Therefore, during the centuries of human existence on earth, there remains a continuous effort and a continuous struggle to order with justice the whole of social life in its various aspects. The multiple programmes and the activity, sometimes reformative, of various trends and systems, need to be looked at with respect. At the same time, it needs to be kept in mind that it is not here foremost a question of systems, but of justice and of man. Man cannot be for the system, but the system must be for man. Therefore man needs to be defended from the rigidification of the system. I am thinking of social, economic, political and cultural systems which must be sensitive to man, to his integral good, which must be capable of reforming themselves and their own structures according to that which the full truth about man demands. It is from this view point that the great effort of our times must be evaluated, which tends to define and consolidate "the rights of man" in the life of today's humanity, of peoples, and of States.

The Church of our century remains in continual dialogue on the great front of the contemporary world, as testified by the numerous encyclicals of the Popes and the doctrine of the Second Vatican Council. The current Pope will certainly have to return repeatedly to these topics. In today's brief exposition, I have limited myself to only pointing out this vast and differentiated terrain.

4. It is therefore necessary for each of us be able to live in a context of justice and, even more, that each of us be just and act justly in regard to those near us and those far away, to the community, to the society of which one is a member... and in regard to God.

Justice has many references and many forms. There is also a form of justice that regards what man "owes" to God. This is a major, vast theme by itself alone. I will not develop it now, although I cannot fail to mention it.

Let us give our attention, today, to men. Christ left us the commandment of love of neighbour. This commandment also contains everything that concerns justice. There can not be love without justice. Love "surpasses" justice, but at the same time it finds its verification in justice. Even a father and a mother, loving their own child, must be just with him. If justice falters, love also is in danger.

To be just means to give to each one that which is due to him. This concerns temporal goods, of a material nature. The best example here can be remuneration for work or the so-called right to the fruits of one's own work or of one's own land. However to man is due furthermore his good name, respect, consideration, the reputation that he merits.

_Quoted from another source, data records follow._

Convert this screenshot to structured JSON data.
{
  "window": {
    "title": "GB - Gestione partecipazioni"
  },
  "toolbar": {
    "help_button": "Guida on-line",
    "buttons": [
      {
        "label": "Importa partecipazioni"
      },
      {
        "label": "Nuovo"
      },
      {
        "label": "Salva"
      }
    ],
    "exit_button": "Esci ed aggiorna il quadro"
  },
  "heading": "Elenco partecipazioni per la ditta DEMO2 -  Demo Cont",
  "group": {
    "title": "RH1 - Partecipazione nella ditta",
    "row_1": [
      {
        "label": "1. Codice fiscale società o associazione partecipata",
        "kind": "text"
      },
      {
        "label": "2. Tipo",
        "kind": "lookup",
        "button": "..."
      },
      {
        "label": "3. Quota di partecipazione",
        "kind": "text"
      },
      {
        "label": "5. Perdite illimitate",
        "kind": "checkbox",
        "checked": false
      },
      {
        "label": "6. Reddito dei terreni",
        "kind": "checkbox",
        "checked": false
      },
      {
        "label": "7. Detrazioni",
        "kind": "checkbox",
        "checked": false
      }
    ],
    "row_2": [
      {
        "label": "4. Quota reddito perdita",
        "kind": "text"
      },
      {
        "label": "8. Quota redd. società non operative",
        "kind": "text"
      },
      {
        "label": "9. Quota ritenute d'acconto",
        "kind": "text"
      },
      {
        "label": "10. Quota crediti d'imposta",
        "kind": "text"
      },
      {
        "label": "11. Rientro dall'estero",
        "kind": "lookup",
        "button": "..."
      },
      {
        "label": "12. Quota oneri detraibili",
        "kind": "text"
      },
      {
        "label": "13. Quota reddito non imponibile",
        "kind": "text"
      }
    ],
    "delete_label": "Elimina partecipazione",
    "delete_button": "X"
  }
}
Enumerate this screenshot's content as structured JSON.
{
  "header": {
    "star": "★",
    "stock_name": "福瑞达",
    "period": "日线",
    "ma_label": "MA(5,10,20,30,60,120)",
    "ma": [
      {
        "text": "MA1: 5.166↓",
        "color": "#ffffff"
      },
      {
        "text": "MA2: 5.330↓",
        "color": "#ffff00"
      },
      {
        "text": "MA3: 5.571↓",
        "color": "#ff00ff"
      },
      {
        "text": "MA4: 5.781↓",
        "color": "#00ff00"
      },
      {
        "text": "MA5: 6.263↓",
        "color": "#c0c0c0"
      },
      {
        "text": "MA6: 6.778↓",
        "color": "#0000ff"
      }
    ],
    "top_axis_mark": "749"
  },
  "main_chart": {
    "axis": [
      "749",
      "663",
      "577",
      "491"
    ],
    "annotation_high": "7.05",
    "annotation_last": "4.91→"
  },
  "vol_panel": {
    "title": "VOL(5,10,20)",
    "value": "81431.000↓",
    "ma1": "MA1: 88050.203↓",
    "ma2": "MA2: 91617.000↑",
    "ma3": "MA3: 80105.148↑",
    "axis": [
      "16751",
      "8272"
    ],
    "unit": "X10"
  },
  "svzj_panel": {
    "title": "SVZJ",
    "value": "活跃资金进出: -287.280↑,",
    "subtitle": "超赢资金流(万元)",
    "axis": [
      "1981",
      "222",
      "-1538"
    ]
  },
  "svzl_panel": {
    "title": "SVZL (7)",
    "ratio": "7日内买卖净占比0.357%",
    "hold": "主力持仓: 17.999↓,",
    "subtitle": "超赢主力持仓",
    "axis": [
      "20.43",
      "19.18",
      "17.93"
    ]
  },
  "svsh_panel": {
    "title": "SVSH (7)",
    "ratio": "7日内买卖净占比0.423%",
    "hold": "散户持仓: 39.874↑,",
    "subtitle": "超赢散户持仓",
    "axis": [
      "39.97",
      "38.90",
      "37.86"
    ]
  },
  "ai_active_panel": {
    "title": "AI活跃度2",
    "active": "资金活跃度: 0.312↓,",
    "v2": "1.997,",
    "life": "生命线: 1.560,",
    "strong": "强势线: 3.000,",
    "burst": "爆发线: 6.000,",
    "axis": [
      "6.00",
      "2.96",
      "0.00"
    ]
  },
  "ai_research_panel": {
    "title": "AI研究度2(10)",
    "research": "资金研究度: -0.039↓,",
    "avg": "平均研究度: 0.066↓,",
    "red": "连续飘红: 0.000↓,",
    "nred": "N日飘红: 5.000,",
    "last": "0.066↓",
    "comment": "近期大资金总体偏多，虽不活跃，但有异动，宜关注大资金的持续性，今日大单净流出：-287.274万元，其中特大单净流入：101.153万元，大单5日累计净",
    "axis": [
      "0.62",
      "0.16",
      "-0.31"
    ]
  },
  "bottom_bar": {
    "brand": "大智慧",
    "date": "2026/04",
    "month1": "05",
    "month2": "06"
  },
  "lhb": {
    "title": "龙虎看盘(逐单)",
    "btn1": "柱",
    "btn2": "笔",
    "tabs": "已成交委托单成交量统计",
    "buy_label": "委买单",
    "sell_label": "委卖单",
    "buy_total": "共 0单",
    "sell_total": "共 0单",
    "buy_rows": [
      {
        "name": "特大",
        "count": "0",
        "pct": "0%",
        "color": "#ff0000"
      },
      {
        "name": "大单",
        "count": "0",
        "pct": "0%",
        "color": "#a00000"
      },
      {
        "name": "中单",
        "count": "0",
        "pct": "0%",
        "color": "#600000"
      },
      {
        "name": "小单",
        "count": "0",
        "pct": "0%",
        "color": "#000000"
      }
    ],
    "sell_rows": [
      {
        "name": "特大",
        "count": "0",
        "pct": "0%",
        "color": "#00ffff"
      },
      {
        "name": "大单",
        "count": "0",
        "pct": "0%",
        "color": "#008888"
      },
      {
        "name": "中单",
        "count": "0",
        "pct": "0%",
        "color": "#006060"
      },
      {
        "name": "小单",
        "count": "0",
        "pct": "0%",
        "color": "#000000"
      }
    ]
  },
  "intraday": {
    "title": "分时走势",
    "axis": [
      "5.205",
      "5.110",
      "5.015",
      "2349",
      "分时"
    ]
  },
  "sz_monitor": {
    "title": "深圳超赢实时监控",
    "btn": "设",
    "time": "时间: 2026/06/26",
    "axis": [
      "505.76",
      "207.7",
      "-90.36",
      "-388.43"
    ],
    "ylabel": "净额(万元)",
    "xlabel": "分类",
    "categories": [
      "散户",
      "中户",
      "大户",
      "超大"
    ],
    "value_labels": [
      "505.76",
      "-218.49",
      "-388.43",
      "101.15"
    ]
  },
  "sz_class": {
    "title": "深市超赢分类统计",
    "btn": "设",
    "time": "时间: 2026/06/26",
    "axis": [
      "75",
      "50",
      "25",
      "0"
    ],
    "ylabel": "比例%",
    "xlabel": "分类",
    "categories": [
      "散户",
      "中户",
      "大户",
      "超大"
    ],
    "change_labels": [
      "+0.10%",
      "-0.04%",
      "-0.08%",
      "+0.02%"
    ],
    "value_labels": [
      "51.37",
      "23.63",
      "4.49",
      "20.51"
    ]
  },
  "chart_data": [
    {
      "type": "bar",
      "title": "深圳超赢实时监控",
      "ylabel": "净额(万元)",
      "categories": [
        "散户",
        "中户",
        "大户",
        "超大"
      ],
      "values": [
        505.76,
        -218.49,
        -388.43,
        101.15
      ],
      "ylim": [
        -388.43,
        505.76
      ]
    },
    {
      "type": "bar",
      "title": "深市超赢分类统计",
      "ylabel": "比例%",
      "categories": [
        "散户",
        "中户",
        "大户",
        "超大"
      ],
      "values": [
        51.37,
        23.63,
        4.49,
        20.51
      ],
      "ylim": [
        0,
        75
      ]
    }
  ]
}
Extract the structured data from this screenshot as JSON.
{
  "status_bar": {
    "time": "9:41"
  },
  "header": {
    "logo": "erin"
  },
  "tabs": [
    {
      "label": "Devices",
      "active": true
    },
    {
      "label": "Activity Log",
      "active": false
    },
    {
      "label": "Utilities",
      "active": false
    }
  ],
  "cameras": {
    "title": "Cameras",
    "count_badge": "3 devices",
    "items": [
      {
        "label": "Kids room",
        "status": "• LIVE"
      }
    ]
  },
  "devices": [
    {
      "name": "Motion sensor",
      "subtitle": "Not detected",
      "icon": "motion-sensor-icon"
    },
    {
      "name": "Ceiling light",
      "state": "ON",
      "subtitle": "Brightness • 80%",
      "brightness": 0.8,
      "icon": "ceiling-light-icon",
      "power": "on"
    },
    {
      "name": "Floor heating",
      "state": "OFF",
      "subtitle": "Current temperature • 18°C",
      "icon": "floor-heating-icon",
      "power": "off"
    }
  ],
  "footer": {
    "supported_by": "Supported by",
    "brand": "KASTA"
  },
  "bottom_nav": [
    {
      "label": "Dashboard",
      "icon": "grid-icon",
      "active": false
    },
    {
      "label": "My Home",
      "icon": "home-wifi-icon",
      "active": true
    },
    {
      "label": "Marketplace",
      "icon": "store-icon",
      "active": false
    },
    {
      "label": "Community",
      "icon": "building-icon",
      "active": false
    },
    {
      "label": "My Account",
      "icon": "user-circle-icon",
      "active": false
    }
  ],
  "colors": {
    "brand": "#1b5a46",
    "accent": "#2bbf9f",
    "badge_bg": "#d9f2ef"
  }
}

The more we know a man, the more his personality, his character, his intellect and his heart are revealed to us. And the more we realize — and we must realize! — with which criterion to "measure him" and what it means to be just towards him.

It is therefore necessary continually to deepen our knowledge of justice. It is not a theoretical science. It is virtue, it is capacity of the human spirit, of the human will and also of the heart. Moreover it is necessary to pray so as to be just and know how to be just.

We cannot forget the words of Our Lord: "The amount that you measure out is the amount you will be given" (Mt 7, 2).

The just man, the man of "just measure".
May we all be so!
May we all strive constantly to become so!
My blessing to everyone."